%%

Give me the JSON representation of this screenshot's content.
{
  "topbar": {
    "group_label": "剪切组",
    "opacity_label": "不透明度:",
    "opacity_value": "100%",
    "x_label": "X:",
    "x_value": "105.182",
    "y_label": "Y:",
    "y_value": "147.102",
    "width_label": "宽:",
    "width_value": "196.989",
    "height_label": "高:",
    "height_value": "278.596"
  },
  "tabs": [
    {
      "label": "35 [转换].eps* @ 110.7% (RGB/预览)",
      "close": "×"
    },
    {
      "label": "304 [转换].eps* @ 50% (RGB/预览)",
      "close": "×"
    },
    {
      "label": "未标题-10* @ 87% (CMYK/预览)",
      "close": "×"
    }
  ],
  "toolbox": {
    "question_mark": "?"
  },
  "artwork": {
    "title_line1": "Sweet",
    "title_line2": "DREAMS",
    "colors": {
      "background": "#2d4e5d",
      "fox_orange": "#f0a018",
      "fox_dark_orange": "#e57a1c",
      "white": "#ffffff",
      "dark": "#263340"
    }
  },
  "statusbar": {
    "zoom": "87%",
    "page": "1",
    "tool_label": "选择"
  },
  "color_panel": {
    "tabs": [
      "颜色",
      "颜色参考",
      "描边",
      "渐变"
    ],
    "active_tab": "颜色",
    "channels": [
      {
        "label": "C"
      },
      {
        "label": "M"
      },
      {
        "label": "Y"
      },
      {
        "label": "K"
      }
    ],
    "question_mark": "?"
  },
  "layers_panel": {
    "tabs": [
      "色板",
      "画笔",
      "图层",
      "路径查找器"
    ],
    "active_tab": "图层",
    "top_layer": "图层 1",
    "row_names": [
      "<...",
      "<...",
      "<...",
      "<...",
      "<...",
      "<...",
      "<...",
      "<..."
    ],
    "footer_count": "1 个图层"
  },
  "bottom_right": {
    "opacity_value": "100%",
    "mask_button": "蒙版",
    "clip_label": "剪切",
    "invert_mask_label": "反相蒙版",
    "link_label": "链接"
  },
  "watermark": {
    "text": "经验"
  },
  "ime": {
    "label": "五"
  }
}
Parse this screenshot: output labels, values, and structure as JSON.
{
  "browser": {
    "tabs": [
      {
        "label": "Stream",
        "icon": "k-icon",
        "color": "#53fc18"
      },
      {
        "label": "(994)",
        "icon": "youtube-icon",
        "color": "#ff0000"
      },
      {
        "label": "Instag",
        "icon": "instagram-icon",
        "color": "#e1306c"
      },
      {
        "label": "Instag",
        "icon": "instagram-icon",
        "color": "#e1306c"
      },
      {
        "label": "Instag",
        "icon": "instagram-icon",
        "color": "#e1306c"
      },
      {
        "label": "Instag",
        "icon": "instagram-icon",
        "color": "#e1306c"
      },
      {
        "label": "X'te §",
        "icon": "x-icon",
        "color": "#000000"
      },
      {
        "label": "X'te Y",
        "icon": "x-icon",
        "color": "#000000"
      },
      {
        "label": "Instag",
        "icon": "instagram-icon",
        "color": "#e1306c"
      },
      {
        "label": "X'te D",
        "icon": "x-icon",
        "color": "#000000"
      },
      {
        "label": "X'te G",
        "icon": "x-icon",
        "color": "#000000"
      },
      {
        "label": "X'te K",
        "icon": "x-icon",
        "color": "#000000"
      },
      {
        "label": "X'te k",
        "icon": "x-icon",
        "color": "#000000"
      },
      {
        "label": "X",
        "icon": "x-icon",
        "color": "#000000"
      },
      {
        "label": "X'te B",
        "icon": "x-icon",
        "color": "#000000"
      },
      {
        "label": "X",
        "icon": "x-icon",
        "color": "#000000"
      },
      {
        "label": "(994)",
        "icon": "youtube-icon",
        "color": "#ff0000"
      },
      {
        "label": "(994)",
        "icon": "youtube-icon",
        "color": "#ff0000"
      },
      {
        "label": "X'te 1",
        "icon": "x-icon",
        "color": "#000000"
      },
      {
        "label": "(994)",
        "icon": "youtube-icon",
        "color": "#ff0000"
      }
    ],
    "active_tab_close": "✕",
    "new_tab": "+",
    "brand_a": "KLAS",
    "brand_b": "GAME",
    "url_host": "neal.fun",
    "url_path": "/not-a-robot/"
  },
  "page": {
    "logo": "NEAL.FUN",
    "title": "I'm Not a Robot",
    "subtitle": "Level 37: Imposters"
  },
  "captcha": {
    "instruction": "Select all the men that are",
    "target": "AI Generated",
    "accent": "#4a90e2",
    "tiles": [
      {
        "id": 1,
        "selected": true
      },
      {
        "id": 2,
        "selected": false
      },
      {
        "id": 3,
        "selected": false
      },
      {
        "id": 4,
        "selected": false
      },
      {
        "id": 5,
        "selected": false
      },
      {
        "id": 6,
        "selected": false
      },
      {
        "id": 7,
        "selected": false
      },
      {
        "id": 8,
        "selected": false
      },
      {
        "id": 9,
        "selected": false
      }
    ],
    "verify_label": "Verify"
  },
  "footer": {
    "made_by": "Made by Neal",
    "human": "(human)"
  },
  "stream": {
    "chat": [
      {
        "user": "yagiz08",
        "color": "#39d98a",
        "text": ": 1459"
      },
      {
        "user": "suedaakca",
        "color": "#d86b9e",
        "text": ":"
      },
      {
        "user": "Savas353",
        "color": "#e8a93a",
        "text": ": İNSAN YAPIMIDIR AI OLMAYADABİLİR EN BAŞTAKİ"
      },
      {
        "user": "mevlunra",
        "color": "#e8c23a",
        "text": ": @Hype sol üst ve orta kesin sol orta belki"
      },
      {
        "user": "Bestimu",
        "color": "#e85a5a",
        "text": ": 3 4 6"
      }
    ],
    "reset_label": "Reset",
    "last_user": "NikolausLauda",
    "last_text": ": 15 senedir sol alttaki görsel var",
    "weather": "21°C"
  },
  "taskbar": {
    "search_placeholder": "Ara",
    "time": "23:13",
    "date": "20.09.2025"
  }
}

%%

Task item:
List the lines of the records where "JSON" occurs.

Answer section:
Give me the JSON representation of this screenshot's content.
Parse this screenshot: output labels, values, and structure as JSON.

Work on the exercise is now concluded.